In Kansas, the division of military pensions during divorce is governed by both state and federal laws. Kansas law views military pensions as marital property and, therefore, subject to equitable distribution in a divorce. The length of the marriage overlapping with the military service, the rank of the service member, and several other factors can influence how the pension is divided between the spouses. It's important to consult with an attorney experienced in military divorce to fully understand your rights and obligations under Kansas law. 

Servicemembers Civil Relief Act

The Servicemembers Civil Relief Act (SCRA) provides certain protections for service members involved in civil actions. For instance, court proceedings can be postponed if the service member can't attend due to duty. Similarly, SCRA offers protections against default judgments for failing to respond or appear at trial.  

Special Protections Under the Uniformed Services Former Spouses Protection Act (USFSPA)

The USFSPA provides special protections to spouses of military members during divorce proceedings. For example, it allows for the continuation of certain benefits, such as medical care and commissary privileges, if the marriage lasted at least 20 years overlapping with at least 20 years of service. It's important to note that the USFSPA does not automatically entitle spouses to a portion of the military member's retirement pay. The court must still make a specific determination in the divorce decree regarding the division of this asset. 

The 20/20/20 Rule 

The 20/20/20 rule is a significant concept in military divorce that can influence the extent of benefits a non-military spouse may be entitled to. According to this rule, a non-military spouse may continue to enjoy full military benefits if the couple was married for at least 20 years, the military member performed at least 20 years of service eligible for retirement pay, and there was at least a 20-year overlap between the marriage and the military service. This rule can significantly impact the division of assets and benefits during a military divorce, and a skilled family law attorney can guide you through its implications and potential outcomes in your situation. 

Divorcing Overseas

In situations where a military spouse is stationed overseas, the process of divorce can introduce additional complexities. The issue of where to file for divorce becomes critical, as international laws can significantly influence the outcome.
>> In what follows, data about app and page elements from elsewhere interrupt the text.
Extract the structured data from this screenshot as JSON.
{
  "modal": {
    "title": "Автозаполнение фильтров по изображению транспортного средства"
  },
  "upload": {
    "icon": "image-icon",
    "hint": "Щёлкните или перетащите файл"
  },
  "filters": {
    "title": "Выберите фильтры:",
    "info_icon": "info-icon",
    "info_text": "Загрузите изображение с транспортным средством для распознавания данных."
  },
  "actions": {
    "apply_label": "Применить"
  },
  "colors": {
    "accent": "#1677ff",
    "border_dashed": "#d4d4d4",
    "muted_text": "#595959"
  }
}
For instance, some countries may not acknowledge U.S. divorce proceedings, while others might not recognize provisions such as spousal support or division of military pensions. Moreover, issues such as child custody can become increasingly difficult to manage across international borders. 

Child Custody and Visitation

In military divorce cases where one parent is stationed overseas, establishing and maintaining a stable and nurturing environment for children can be challenging. The laws of the host country, the distance between the two locations, and the mobile nature of military life are all factors that can complicate child custody and visitation arrangements.

Parents need to remember that, regardless of where the divorce proceedings are conducted, the main focus should always be the welfare and best interest of the child. Courts typically encourage both parents to participate actively and regularly in their child's life, but the logistics can become complicated when dealing with international distances. In such cases, creative solutions such as virtual visitation – using video calls, social media platforms, and other online tools – can be integral to maintaining a meaningful parent-child relationship.  

Military Divorce Attorney in Kansas City, Kansas

Navigating a military divorce requires knowledge and experience. Attorney DeWoskin, based in Kansas City, Kansas, brings both to the table, serving clients throughout Johnson, Leavenworth, and Wyandotte counties in Kansas, as well as Jackson, Cass, Clay, and Platte counties in Missouri. Don't go through this alone. Reach out to Attorney DeWoskin today for informed, empathetic guidance throughout your military divorce proceedings.